[Start of Attachment]

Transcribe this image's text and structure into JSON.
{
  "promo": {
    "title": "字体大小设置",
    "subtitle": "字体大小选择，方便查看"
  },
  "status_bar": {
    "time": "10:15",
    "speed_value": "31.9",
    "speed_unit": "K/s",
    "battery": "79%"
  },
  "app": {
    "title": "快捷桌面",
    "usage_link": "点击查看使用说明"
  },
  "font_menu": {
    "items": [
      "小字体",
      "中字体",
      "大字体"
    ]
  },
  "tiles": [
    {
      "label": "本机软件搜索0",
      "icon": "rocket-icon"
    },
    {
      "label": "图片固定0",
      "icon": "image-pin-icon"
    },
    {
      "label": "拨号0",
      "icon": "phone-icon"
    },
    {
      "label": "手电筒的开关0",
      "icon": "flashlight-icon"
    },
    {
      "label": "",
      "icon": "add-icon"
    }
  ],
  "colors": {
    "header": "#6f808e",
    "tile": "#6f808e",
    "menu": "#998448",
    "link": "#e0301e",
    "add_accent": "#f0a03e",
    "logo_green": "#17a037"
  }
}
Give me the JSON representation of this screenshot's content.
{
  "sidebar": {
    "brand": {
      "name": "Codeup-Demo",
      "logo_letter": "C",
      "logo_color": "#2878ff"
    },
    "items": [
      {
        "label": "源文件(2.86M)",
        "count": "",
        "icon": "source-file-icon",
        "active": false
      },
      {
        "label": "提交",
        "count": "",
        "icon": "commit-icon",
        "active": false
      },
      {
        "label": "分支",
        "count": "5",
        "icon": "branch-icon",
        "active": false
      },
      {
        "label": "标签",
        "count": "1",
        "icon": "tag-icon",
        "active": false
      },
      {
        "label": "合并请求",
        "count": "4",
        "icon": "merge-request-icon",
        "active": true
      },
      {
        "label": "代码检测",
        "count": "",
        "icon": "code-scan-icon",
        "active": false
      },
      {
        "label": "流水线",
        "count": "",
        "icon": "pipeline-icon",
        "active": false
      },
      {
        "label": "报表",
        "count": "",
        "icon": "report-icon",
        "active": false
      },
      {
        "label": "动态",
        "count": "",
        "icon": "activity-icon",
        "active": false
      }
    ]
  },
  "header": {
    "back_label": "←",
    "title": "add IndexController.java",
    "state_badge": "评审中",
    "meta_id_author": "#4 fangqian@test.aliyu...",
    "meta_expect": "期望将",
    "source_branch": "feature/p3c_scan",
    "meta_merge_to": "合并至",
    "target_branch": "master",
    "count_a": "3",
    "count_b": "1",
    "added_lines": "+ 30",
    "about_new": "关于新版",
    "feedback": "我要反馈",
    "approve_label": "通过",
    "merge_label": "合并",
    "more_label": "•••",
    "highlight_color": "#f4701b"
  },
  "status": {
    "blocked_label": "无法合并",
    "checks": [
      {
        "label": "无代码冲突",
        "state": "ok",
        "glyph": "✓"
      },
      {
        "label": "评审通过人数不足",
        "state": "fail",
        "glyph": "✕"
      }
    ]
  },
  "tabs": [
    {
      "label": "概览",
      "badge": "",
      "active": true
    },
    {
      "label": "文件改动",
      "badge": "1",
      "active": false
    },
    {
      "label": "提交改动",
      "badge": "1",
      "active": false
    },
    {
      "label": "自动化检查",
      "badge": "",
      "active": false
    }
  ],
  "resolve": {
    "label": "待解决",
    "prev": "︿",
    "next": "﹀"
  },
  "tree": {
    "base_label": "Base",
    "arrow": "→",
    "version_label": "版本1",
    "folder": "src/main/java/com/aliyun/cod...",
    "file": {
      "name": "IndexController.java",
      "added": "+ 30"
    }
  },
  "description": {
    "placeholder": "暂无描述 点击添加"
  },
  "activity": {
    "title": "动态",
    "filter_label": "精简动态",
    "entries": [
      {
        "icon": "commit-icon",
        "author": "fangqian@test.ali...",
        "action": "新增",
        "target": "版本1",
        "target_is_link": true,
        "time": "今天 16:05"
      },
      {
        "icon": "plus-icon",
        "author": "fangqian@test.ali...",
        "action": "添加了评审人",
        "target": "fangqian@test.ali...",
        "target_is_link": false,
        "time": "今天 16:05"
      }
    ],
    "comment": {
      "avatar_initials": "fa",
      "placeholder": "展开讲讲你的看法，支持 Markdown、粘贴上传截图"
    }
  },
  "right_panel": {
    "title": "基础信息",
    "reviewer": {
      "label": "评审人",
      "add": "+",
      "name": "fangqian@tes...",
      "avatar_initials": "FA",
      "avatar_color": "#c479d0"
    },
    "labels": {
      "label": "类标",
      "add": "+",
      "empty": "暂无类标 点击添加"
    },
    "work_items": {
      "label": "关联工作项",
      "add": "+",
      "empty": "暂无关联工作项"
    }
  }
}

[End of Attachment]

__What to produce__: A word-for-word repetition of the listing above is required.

__Answer box__:
Transcribe this image's text and structure into JSON.
{
  "promo": {
    "title": "字体大小设置",
    "subtitle": "字体大小选择，方便查看"
  },
  "status_bar": {
    "time": "10:15",
    "speed_value": "31.9",
    "speed_unit": "K/s",
    "battery": "79%"
  },
  "app": {
    "title": "快捷桌面",
    "usage_link": "点击查看使用说明"
  },
  "font_menu": {
    "items": [
      "小字体",
      "中字体",
      "大字体"
    ]
  },
  "tiles": [
    {
      "label": "本机软件搜索0",
      "icon": "rocket-icon"
    },
    {
      "label": "图片固定0",
      "icon": "image-pin-icon"
    },
    {
      "label": "拨号0",
      "icon": "phone-icon"
    },
    {
      "label": "手电筒的开关0",
      "icon": "flashlight-icon"
    },
    {
      "label": "",
      "icon": "add-icon"
    }
  ],
  "colors": {
    "header": "#6f808e",
    "tile": "#6f808e",
    "menu": "#998448",
    "link": "#e0301e",
    "add_accent": "#f0a03e",
    "logo_green": "#17a037"
  }
}
Give me the JSON representation of this screenshot's content.
{
  "sidebar": {
    "brand": {
      "name": "Codeup-Demo",
      "logo_letter": "C",
      "logo_color": "#2878ff"
    },
    "items": [
      {
        "label": "源文件(2.86M)",
        "count": "",
        "icon": "source-file-icon",
        "active": false
      },
      {
        "label": "提交",
        "count": "",
        "icon": "commit-icon",
        "active": false
      },
      {
        "label": "分支",
        "count": "5",
        "icon": "branch-icon",
        "active": false
      },
      {
        "label": "标签",
        "count": "1",
        "icon": "tag-icon",
        "active": false
      },
      {
        "label": "合并请求",
        "count": "4",
        "icon": "merge-request-icon",
        "active": true
      },
      {
        "label": "代码检测",
        "count": "",
        "icon": "code-scan-icon",
        "active": false
      },
      {
        "label": "流水线",
        "count": "",
        "icon": "pipeline-icon",
        "active": false
      },
      {
        "label": "报表",
        "count": "",
        "icon": "report-icon",
        "active": false
      },
      {
        "label": "动态",
        "count": "",
        "icon": "activity-icon",
        "active": false
      }
    ]
  },
  "header": {
    "back_label": "←",
    "title": "add IndexController.java",
    "state_badge": "评审中",
    "meta_id_author": "#4 fangqian@test.aliyu...",
    "meta_expect": "期望将",
    "source_branch": "feature/p3c_scan",
    "meta_merge_to": "合并至",
    "target_branch": "master",
    "count_a": "3",
    "count_b": "1",
    "added_lines": "+ 30",
    "about_new": "关于新版",
    "feedback": "我要反馈",
    "approve_label": "通过",
    "merge_label": "合并",
    "more_label": "•••",
    "highlight_color": "#f4701b"
  },
  "status": {
    "blocked_label": "无法合并",
    "checks": [
      {
        "label": "无代码冲突",
        "state": "ok",
        "glyph": "✓"
      },
      {
        "label": "评审通过人数不足",
        "state": "fail",
        "glyph": "✕"
      }
    ]
  },
  "tabs": [
    {
      "label": "概览",
      "badge": "",
      "active": true
    },
    {
      "label": "文件改动",
      "badge": "1",
      "active": false
    },
    {
      "label": "提交改动",
      "badge": "1",
      "active": false
    },
    {
      "label": "自动化检查",
      "badge": "",
      "active": false
    }
  ],
  "resolve": {
    "label": "待解决",
    "prev": "︿",
    "next": "﹀"
  },
  "tree": {
    "base_label": "Base",
    "arrow": "→",
    "version_label": "版本1",
    "folder": "src/main/java/com/aliyun/cod...",
    "file": {
      "name": "IndexController.java",
      "added": "+ 30"
    }
  },
  "description": {
    "placeholder": "暂无描述 点击添加"
  },
  "activity": {
    "title": "动态",
    "filter_label": "精简动态",
    "entries": [
      {
        "icon": "commit-icon",
        "author": "fangqian@test.ali...",
        "action": "新增",
        "target": "版本1",
        "target_is_link": true,
        "time": "今天 16:05"
      },
      {
        "icon": "plus-icon",
        "author": "fangqian@test.ali...",
        "action": "添加了评审人",
        "target": "fangqian@test.ali...",
        "target_is_link": false,
        "time": "今天 16:05"
      }
    ],
    "comment": {
      "avatar_initials": "fa",
      "placeholder": "展开讲讲你的看法，支持 Markdown、粘贴上传截图"
    }
  },
  "right_panel": {
    "title": "基础信息",
    "reviewer": {
      "label": "评审人",
      "add": "+",
      "name": "fangqian@tes...",
      "avatar_initials": "FA",
      "avatar_color": "#c479d0"
    },
    "labels": {
      "label": "类标",
      "add": "+",
      "empty": "暂无类标 点击添加"
    },
    "work_items": {
      "label": "关联工作项",
      "add": "+",
      "empty": "暂无关联工作项"
    }
  }
}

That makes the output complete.